Police Pursuit Terms
It is All About Semantics
An excerpt from Candy Priano's presentation, "The Other Side of the Windshield":
We read it—and we hear it—over and over again when an innocent bystander is killed or maimed as a result of a police chase: "If the driver had not run, this tragedy would not have happened."
So, how many deaths will it take before we stop saying the obvious? How many deaths will it take before we decide to quit doing what is not working and use other resources and ways to apprehend drivers who flee?
1. It's no accident
Crimes committed with cars are becoming more common. Accidents are not premeditated. Pursuits occur when a person decides to flee and an officer decides to chase. People who flee are self-absorbed; they are not thinking about the safety of others. So, the burden to protect innocent victims, by necessity, falls on the police. "Car accident" is not accurate. The U.S. Department of Transportation uses the term "crash.
"Calling it an 'accident' evokes a negative reaction because of the way Desiree was killed," wrote Ron Guzman, father of Desiree, 14. Desiree and three other innocent bystanders were killed as a result of chase through a California school zone.
Calling it an "accident" negates the crime. The media can effect change the quickest by banning the use of the word "accident" when reporting on crashes resulting from police vehicular chases and emergency-response calls.
2. "Catching up," "following," & "pursuing"
Police chases lasts an average of 2.5 minutes and end with at least one death a day. Innocent bystanders pay the ultimate price three of those seven days. These deaths occur whether an officer is "catching up," "following," or "pursuing." If the officer or officers are visible in the driver's rearview mirror, the driver will not know the officers were "just following."
3. The pursuit was not high-speed.
If the pursuit was not high-speed that means low-speed chases kill.
4. Back off
The term "back off" means officers turn off their lights and sirens, turn around, and drive away in the opposite direction of the suspect. It does not include turning off lights and sirens and still continue to follow the driver. If the officer or officers are visible in the driver's rearview mirror, the driver will not know the pursuit was called off.
It is too late to back off when the pursuit is approaching a school zone, begins on busy streets, or the known driver is a flight risk, e.g., parolee, car thief.
5. "The pursuit just got started."

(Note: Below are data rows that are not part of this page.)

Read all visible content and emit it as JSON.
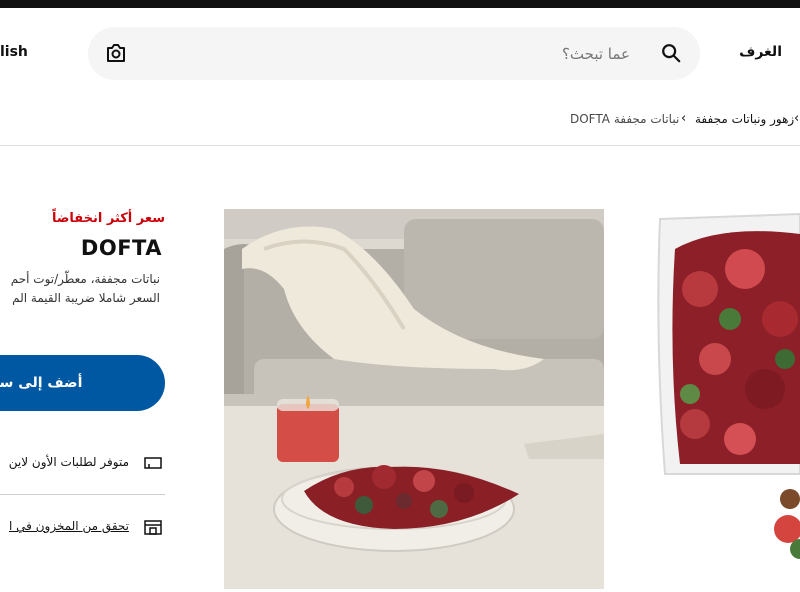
{
  "header": {
    "language_label": "lish",
    "search_placeholder": "عما تبحث؟",
    "rooms_label": "الغرف"
  },
  "breadcrumb": {
    "items": [
      "زهور ونباتات مجففة",
      "DOFTA نباتات مجففة"
    ]
  },
  "product": {
    "lowest_price_badge": "سعر أكثر انخفاضاً",
    "name": "DOFTA",
    "description": "نباتات مجففة، معطّر/توت أحم",
    "tax_note": "السعر شاملا ضريبة القيمة الم",
    "add_to_cart_label": "أضف إلى سلة التس",
    "online_availability": "متوفر لطلبات الأون لاين",
    "store_check_label": "تحقق من المخزون في ا"
  },
  "colors": {
    "accent_blue": "#0058a3",
    "sale_red": "#cc0008",
    "search_bg": "#f5f5f5"
  },
  "icons": {
    "camera": "camera-icon",
    "search": "search-icon",
    "truck": "truck-icon",
    "store": "store-icon"
  }
}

Then the pursuit never should have begun. Example: Officers identify a car as stolen or see a wanted parolee behind the wheel of a car. They turn on their lights and sirens even though it's rush hour on a busy boulevard with many intersections in front of them. What did the officers think would happen? Do officers really believe someone in a stolen car or a wanted parolee will pull over appropriately?
It's a fact: The most common terminating factor for an urban pursuit is a crash at an intersection.
Some of the Police Chases that "Weren't" are right here.
Who are innocent bystanders?